▸ WHAT YOU HAVE TO DO:
From the material beneath, pull every line with the word "JSON".

▸ SUPPLIED MATERIAL:
———

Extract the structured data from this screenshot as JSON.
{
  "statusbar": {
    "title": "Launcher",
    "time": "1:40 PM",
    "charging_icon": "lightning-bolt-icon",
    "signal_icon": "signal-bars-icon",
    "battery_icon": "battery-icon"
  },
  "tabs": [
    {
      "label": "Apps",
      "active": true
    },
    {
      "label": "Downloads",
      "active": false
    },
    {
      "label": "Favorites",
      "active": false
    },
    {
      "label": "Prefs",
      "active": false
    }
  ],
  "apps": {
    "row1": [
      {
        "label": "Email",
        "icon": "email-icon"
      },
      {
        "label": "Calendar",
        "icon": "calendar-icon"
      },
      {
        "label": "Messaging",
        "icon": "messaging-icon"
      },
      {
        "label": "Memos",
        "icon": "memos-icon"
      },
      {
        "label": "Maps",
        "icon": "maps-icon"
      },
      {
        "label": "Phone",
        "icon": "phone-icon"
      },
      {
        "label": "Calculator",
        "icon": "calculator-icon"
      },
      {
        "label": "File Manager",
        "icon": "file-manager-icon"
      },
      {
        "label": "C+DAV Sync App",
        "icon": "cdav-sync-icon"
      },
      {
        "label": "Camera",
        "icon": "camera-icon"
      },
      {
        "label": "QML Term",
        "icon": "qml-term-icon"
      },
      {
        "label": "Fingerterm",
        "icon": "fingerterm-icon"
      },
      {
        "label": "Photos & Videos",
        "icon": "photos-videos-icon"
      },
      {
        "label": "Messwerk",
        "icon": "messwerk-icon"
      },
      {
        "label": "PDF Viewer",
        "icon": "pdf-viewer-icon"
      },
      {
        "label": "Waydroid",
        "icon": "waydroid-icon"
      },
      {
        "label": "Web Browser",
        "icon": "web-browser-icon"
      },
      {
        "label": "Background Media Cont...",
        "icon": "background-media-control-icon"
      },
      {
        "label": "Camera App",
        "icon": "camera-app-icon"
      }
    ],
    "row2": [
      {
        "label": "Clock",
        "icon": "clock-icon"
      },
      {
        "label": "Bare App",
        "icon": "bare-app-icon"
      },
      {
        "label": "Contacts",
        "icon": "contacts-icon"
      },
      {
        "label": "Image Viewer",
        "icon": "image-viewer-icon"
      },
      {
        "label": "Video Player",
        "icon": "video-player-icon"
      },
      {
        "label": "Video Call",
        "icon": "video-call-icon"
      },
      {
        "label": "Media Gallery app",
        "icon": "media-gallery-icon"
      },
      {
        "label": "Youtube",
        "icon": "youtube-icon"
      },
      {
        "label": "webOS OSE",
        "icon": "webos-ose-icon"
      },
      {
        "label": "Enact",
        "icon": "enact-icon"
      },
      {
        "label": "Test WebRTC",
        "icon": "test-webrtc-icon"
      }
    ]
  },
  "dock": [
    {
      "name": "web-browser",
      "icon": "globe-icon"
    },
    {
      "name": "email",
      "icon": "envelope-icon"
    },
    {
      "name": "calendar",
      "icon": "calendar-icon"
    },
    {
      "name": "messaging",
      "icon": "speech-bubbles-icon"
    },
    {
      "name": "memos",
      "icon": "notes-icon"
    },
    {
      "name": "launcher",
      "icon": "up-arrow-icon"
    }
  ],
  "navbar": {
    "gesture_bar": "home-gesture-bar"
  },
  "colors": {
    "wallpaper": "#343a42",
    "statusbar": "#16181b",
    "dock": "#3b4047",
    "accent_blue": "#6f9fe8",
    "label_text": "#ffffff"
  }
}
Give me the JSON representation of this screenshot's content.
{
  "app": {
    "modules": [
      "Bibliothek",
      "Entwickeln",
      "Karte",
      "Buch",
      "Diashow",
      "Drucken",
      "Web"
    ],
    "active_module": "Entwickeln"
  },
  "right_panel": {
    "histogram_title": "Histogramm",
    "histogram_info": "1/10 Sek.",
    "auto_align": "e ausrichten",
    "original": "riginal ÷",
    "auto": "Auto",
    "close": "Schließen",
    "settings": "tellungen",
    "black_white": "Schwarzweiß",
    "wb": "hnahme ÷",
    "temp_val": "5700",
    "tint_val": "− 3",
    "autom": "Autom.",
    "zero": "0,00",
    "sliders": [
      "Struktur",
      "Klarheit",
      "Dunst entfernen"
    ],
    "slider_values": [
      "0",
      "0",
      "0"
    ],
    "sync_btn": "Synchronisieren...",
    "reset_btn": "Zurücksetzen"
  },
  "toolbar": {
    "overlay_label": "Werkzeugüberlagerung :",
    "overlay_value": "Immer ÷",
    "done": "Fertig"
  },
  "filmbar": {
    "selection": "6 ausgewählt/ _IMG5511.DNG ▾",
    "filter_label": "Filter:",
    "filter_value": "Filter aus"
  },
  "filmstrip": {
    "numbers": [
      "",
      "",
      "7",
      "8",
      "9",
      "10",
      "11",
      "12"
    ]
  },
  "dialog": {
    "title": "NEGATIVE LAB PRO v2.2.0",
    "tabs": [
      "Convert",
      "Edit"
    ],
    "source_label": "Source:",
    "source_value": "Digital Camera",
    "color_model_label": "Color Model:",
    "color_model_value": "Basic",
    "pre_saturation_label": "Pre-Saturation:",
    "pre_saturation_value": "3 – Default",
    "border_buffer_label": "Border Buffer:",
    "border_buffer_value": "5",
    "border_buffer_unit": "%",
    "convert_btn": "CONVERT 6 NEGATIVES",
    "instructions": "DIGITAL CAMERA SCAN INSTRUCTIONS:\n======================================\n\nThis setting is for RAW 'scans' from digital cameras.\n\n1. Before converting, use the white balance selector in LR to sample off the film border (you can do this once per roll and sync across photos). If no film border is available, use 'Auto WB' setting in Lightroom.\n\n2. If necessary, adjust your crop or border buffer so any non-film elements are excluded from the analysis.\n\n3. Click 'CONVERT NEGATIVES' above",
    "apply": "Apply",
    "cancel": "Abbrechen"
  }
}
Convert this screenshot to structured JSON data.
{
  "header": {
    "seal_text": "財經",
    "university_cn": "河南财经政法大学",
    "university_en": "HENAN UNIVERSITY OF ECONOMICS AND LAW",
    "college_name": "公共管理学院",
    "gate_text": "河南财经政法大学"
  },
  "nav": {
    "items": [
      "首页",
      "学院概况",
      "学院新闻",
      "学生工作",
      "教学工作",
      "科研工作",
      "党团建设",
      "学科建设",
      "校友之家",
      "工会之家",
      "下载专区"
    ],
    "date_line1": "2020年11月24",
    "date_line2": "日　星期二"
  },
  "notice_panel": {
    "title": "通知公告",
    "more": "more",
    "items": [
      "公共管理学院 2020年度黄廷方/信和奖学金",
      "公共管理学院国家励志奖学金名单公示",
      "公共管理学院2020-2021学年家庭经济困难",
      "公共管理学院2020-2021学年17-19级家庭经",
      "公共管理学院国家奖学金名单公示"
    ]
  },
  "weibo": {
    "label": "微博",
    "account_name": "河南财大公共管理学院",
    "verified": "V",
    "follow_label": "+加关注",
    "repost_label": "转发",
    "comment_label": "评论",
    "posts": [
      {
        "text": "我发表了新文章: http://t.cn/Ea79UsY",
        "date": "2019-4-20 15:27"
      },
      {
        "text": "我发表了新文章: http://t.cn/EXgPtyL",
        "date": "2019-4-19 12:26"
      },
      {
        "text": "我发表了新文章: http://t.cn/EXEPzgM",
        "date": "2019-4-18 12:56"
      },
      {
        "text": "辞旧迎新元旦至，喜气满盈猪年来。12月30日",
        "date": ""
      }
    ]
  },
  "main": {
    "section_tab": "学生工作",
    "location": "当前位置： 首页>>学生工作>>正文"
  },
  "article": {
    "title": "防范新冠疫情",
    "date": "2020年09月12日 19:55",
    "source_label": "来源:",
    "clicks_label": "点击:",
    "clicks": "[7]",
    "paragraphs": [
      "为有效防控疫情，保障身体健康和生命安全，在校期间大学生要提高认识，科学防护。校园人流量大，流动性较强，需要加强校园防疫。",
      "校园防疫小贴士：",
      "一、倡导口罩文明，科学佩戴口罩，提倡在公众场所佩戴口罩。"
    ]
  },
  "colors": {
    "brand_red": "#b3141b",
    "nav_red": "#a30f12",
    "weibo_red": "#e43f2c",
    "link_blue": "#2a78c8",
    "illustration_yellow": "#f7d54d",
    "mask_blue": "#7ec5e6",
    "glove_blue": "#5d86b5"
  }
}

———

▸ RESULT FOR THIS TASK:
Extract the structured data from this screenshot as JSON.
Give me the JSON representation of this screenshot's content.
Convert this screenshot to structured JSON data.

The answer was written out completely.